Lime Putty is the main ingredient of the buon fresco painting.
Preparation of painting surfaces for fresco involves the application of plaster of increasingly finer texture.
The first step (which in nowadays mainly done by the factories) is the heating (calcination) of marble or limestone (calcium carbonate, CaCO3) at 800-900ßC to make porous lime (calcium oxide, CaO).
HEAT CaCO3(s) ----> CaO(s) CO2(g)
To form the plaster for fresco work, the lime is "slaked." The slaking process, which requires the addition of 2 or 3 molecules of water for each molecule of lime, yields calcium paste or lime putty, an aqueous gel of thin crystals of calcium hydroxide.
CaO(s) H2O(l) ----> Ca(OH)2(s) HEAT
Excess water acts as a lubricant so that the crystals slide easily over one another. Historically, lime was slaked in pits or troughs over a period of at least six months to obtain lime putty of the desired consistency. Artisans in Michelangelo's time use plaster aged for as long as ten years. Fresco plaster itself is made from the slaked lime and varying portions of sand or marble dust. Generally, walls are plastered with several layers of such fresco plaster in order of decreasing proportions and particle size of sand. Hardening of the fresco plaster on the wall includes several simultaneous physical and chemical process: the absorption of water into the wall, evaporation of water from the surface, and the carbonation of the slaked lime by carbon dioxide, CO
Ca(OH)2(s) CO2(g) ----> CaCO3(s) H2O(l)
Only high calcium lime putty should be used for fresco painting, the best would be lime putty produced from white marble. I have tried a wide variety of limes during the last 11 years and concluded that even the high calcium limestone is quite inferior to the white marble lime putty in it's plasticity and absorption of color.
The actual heating process also affects the quality of lime putty. Ideally Marble, Calcite (crystalline calcium carbonate) or Limestone for fresco should be burned in wood or electric kilns. Coal and gas burning kilns, the least expensive methods widely used for industrial production of hydrated limes, result in lime putty in which calcium hydroxide is partially changed to calcium sulfate (gypsum) which interferes with setting of the plaster consequently affecting the painting and color absorption.
"Marble, limestone and calcite are all forms of crystalline calcium carbonate, which is quarried and stacked in lime kilns, where it's carbon dioxide is driven off by heating.
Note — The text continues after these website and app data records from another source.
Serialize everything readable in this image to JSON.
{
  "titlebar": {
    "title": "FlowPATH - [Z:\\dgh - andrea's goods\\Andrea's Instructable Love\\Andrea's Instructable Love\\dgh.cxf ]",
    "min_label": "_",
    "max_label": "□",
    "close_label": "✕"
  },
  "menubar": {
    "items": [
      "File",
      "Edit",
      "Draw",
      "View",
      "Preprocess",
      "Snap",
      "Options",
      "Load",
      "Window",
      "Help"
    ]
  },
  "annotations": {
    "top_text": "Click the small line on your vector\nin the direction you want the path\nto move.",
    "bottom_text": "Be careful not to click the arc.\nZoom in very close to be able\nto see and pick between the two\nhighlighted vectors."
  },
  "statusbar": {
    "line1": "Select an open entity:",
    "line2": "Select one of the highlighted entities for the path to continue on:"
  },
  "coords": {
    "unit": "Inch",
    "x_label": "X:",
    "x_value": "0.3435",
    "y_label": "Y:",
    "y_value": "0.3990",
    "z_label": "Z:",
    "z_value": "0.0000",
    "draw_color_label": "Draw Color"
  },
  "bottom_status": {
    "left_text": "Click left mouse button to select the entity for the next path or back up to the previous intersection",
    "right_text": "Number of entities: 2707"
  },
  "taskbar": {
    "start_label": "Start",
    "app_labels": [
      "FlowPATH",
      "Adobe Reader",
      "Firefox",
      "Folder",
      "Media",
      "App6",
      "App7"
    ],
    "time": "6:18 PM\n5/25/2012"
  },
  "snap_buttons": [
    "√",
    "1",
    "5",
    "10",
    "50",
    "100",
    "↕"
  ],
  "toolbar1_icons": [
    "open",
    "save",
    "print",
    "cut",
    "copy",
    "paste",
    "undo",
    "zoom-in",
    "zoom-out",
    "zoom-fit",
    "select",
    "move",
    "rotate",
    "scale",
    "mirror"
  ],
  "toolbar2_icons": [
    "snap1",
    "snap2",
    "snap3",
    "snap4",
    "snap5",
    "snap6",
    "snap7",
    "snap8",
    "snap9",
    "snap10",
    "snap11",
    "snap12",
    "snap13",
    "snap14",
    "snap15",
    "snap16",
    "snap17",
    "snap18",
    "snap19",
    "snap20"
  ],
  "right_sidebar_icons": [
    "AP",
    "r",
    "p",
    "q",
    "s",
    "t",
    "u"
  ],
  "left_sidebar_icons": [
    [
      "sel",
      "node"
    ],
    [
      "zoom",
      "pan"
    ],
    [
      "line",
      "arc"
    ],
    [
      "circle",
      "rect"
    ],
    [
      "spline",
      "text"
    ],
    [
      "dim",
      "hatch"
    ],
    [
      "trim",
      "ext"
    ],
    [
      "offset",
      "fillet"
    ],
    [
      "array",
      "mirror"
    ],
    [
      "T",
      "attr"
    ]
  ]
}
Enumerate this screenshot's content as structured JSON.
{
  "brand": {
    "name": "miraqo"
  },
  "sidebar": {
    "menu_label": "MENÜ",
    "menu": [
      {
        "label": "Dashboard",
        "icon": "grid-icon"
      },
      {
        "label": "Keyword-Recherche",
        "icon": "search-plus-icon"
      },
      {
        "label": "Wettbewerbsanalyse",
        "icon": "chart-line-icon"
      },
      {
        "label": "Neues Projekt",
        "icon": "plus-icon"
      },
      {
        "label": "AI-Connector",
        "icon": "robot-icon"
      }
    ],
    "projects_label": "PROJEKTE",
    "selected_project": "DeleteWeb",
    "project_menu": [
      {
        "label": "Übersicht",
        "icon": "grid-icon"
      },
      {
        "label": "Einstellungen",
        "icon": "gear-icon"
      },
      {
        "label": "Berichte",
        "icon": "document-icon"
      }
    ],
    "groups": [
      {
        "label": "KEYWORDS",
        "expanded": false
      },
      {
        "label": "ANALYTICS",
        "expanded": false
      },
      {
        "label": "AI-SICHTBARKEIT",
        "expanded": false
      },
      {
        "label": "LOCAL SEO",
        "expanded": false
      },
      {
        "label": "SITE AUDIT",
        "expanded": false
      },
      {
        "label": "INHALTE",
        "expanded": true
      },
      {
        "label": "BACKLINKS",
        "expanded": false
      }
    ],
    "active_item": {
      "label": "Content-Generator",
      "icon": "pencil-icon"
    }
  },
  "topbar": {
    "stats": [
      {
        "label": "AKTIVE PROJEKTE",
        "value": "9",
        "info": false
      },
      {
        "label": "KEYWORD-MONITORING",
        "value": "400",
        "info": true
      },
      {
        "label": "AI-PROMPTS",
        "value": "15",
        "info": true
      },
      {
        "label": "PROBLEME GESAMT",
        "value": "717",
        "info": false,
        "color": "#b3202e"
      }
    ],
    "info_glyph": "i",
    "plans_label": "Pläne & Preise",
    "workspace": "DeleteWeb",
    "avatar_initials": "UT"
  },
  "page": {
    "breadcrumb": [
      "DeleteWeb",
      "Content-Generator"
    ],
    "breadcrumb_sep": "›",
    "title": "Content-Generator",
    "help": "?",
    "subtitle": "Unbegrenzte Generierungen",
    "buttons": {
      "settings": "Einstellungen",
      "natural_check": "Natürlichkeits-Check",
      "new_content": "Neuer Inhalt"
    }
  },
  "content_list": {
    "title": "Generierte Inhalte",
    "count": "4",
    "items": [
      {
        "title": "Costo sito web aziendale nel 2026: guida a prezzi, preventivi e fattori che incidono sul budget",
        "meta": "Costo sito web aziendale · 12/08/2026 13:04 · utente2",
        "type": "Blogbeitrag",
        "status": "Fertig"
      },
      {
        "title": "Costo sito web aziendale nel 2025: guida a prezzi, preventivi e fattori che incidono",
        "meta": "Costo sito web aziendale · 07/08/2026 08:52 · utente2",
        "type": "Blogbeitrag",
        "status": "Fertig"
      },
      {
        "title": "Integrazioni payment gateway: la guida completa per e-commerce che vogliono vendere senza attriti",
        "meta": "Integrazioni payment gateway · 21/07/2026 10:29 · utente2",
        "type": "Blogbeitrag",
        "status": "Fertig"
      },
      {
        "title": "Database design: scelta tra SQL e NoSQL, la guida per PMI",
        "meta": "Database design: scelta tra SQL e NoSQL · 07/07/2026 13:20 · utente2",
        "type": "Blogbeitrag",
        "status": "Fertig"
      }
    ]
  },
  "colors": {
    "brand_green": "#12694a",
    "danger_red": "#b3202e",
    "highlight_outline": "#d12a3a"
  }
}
The result is quicklime or caustic lime (calcium oxide).
The stone fragments retain heir original shape throughout the burning process and only become white and a little lighter...
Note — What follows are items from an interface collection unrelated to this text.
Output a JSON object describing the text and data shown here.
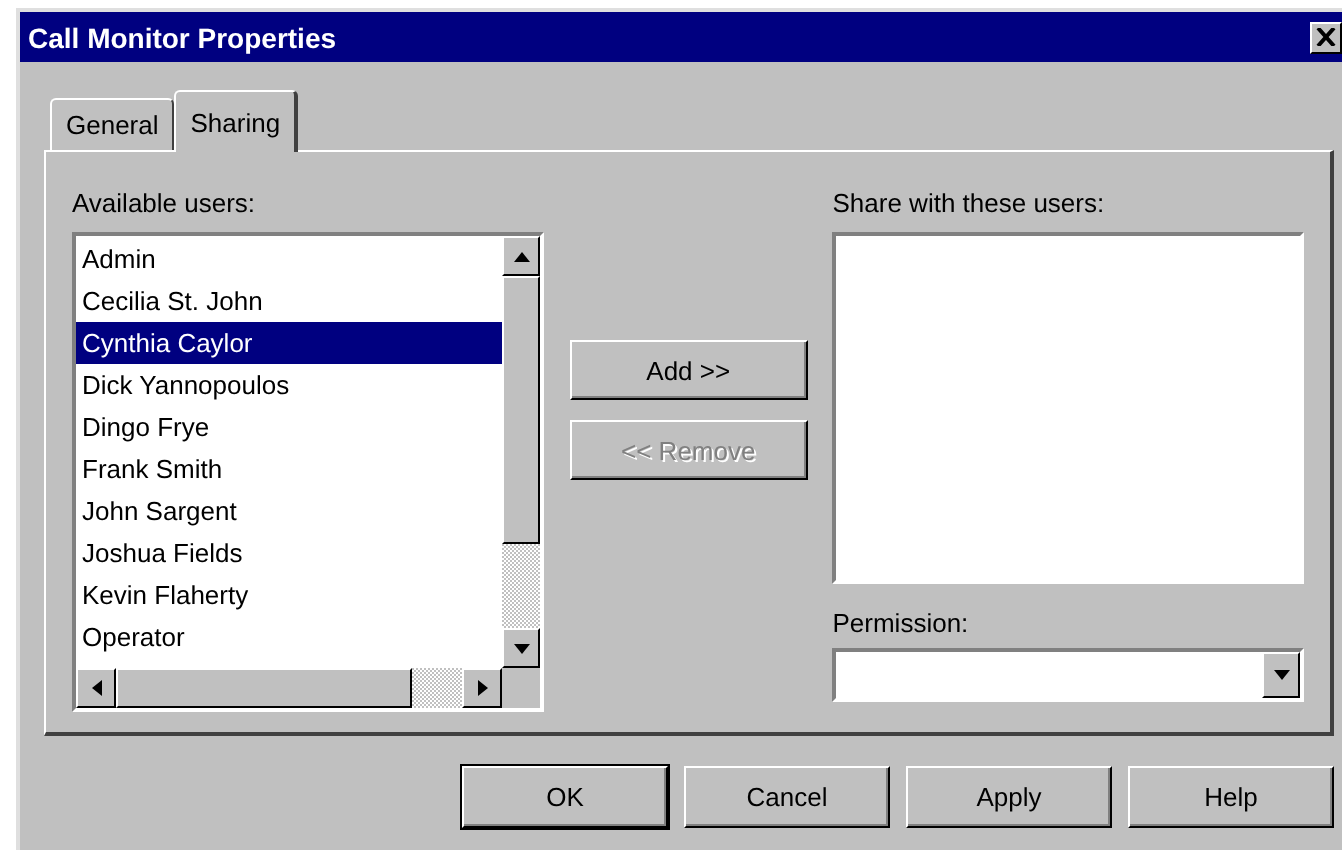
{
  "window": {
    "title": "Call Monitor Properties"
  },
  "tabs": [
    {
      "label": "General",
      "selected": false
    },
    {
      "label": "Sharing",
      "selected": true
    }
  ],
  "available_users": {
    "label": "Available users:",
    "items": [
      {
        "name": "Admin",
        "selected": false
      },
      {
        "name": "Cecilia St. John",
        "selected": false
      },
      {
        "name": "Cynthia Caylor",
        "selected": true
      },
      {
        "name": "Dick Yannopoulos",
        "selected": false
      },
      {
        "name": "Dingo Frye",
        "selected": false
      },
      {
        "name": "Frank Smith",
        "selected": false
      },
      {
        "name": "John Sargent",
        "selected": false
      },
      {
        "name": "Joshua Fields",
        "selected": false
      },
      {
        "name": "Kevin Flaherty",
        "selected": false
      },
      {
        "name": "Operator",
        "selected": false
      }
    ]
  },
  "transfer_buttons": [
    {
      "label": "Add >>",
      "disabled": false
    },
    {
      "label": "<< Remove",
      "disabled": true
    }
  ],
  "share_list": {
    "label": "Share with these users:"
  },
  "permission": {
    "label": "Permission:"
  },
  "buttons": [
    {
      "label": "OK",
      "default": true
    },
    {
      "label": "Cancel",
      "default": false
    },
    {
      "label": "Apply",
      "default": false
    },
    {
      "label": "Help",
      "default": false
    }
  ]
}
.. Quicklime is slaked with water, a process producing much heat during which the stones increase in volume and eventually disintegrate. The resulting slaked lime or calcium hydroxide is a voluminous white powder that can be packed in sacks and conveniently shipped to building sites. If during the slaking, however, more water is added than is necessary for the formation of calcium hydroxide, a pulp results that is stored in pits for as long as possible, and therefore is sometimes called pit lime.
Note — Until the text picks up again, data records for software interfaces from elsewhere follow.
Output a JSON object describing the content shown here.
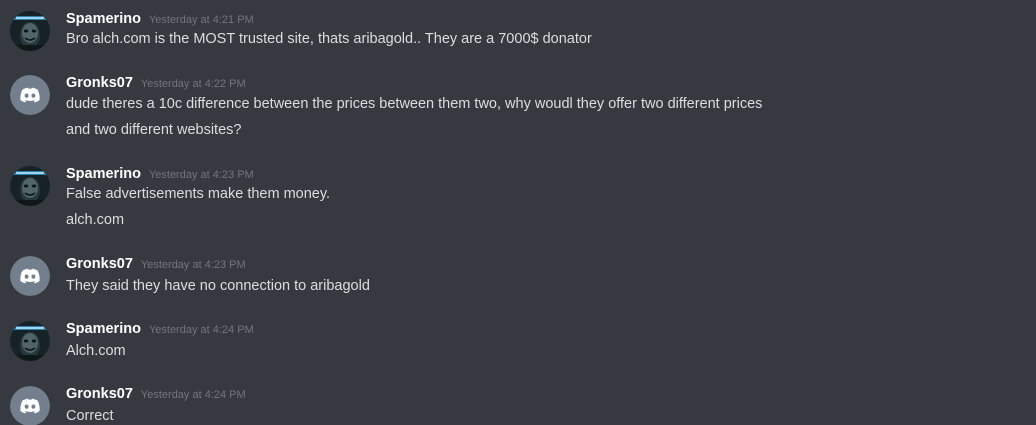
{
  "colors": {
    "background": "#36393f",
    "username": "#ffffff",
    "timestamp": "#72767d",
    "message_text": "#dcddde",
    "discord_avatar_bg": "#747f8d"
  },
  "messages": [
    {
      "author": "Spamerino",
      "timestamp": "Yesterday at 4:21 PM",
      "avatar_icon": "masked-user-avatar",
      "lines": [
        "Bro alch.com is the MOST trusted site, thats aribagold.. They are a 7000$ donator"
      ]
    },
    {
      "author": "Gronks07",
      "timestamp": "Yesterday at 4:22 PM",
      "avatar_icon": "discord-default-avatar",
      "lines": [
        "dude theres a 10c difference between the prices between them two, why woudl they offer two different prices",
        "and two different websites?"
      ]
    },
    {
      "author": "Spamerino",
      "timestamp": "Yesterday at 4:23 PM",
      "avatar_icon": "masked-user-avatar",
      "lines": [
        "False advertisements make them money.",
        "alch.com"
      ]
    },
    {
      "author": "Gronks07",
      "timestamp": "Yesterday at 4:23 PM",
      "avatar_icon": "discord-default-avatar",
      "lines": [
        "They said they have no connection to aribagold"
      ]
    },
    {
      "author": "Spamerino",
      "timestamp": "Yesterday at 4:24 PM",
      "avatar_icon": "masked-user-avatar",
      "lines": [
        "Alch.com"
      ]
    },
    {
      "author": "Gronks07",
      "timestamp": "Yesterday at 4:24 PM",
      "avatar_icon": "discord-default-avatar",
      "lines": [
        "Correct"
      ]
    }
  ]
}
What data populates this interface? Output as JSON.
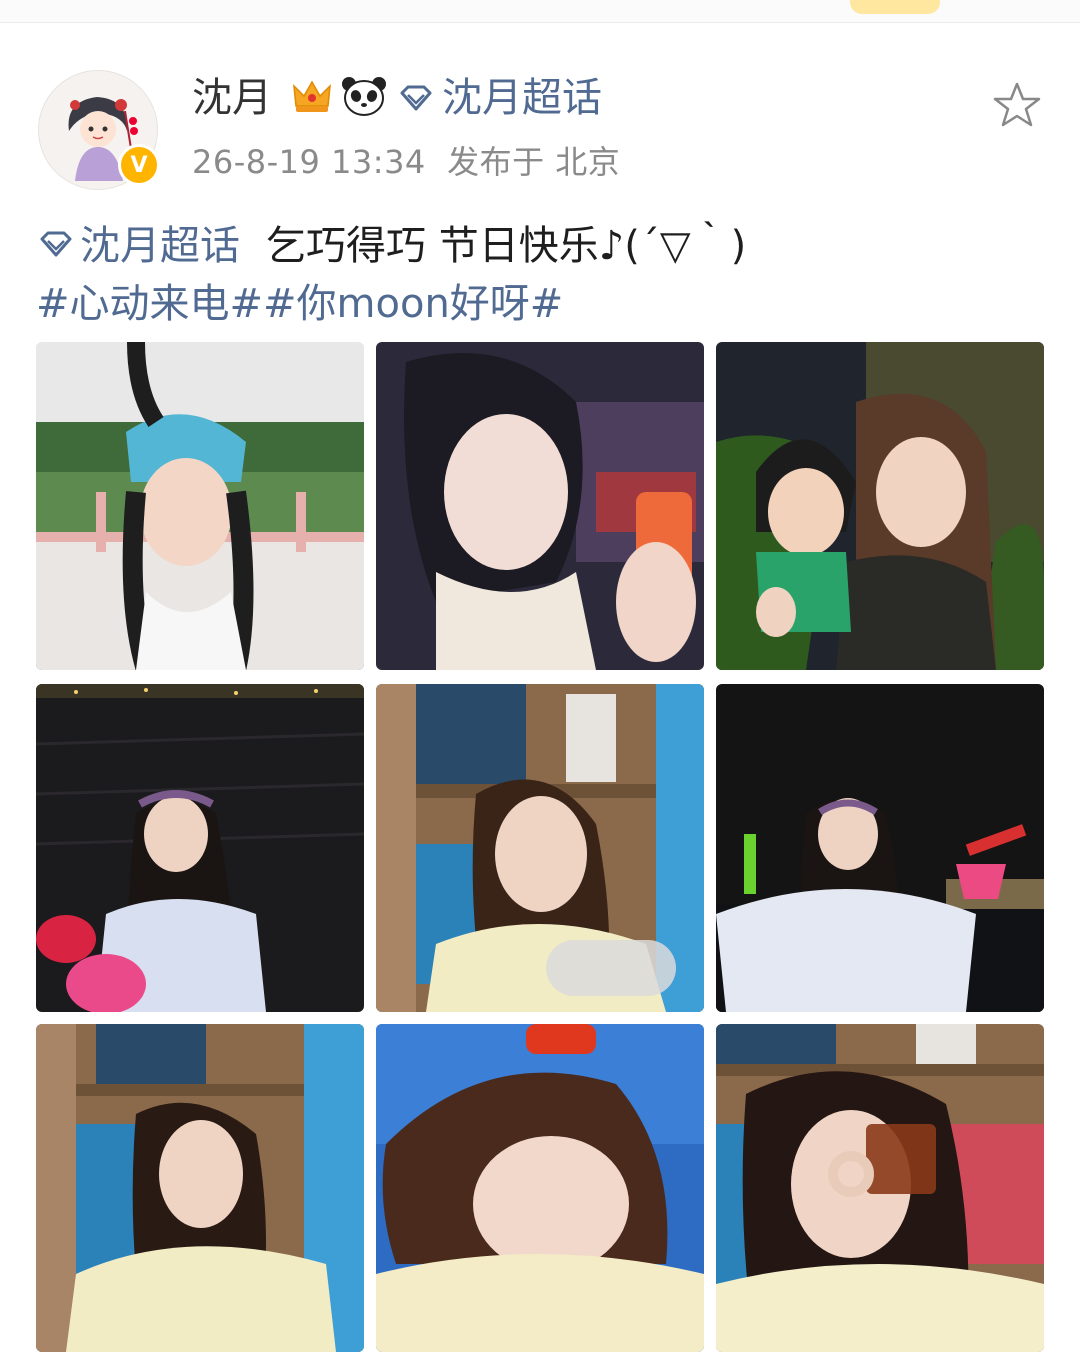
{
  "header": {
    "username": "沈月",
    "super_topic": "沈月超话",
    "timestamp": "26-8-19 13:34",
    "location": "发布于 北京",
    "verified_badge": "V"
  },
  "icons": {
    "crown": "crown-icon",
    "panda": "panda-icon",
    "diamond": "diamond-icon",
    "favorite": "star-icon"
  },
  "post": {
    "topic_tag": "沈月超话",
    "text": "乞巧得巧 节日快乐♪(´▽｀)",
    "hashtags": "#心动来电##你moon好呀#"
  },
  "colors": {
    "link": "#506a92",
    "badge": "#ffb400",
    "crown": "#f5a623"
  },
  "photos": [
    {
      "label": "photo-1"
    },
    {
      "label": "photo-2"
    },
    {
      "label": "photo-3"
    },
    {
      "label": "photo-4"
    },
    {
      "label": "photo-5"
    },
    {
      "label": "photo-6"
    },
    {
      "label": "photo-7"
    },
    {
      "label": "photo-8"
    },
    {
      "label": "photo-9"
    }
  ]
}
Not all kinds of lime can be used for fresco painting. Lump hydraulic lime and dolomitic lime are quite unsuitable. Only white lime meets the necessary requirements. As quicklime, it should only contain 95% CaO and less then 5% magnesia."
Kurt Welhte "The Materials and Techniques of Painting" © 1975 Prentice Hall Press.
The High Calcium Slaked Lime Putties are difficult to find locally (in USA), at the FrescoSchool.org we use imported from Italy "Calce Florentine" - High Calcium Lime putty sold by the www.FrescoShop.com at the www.TrueFresco.com/frescoshop
iLia Anossov (fresco)
Contemporary Fresco Gasette http://trueFresco.Org
learn fresco at http://FrescoSchool.org
commission fresco or mural http://iLAdesigns.com
showcase your art http://truefresco.net/gallery
Art Search & Art Directory http://truefresco.org/link_directory add your site
Fresco School Video Channel
Contemporary Fresco Painting Resouce Center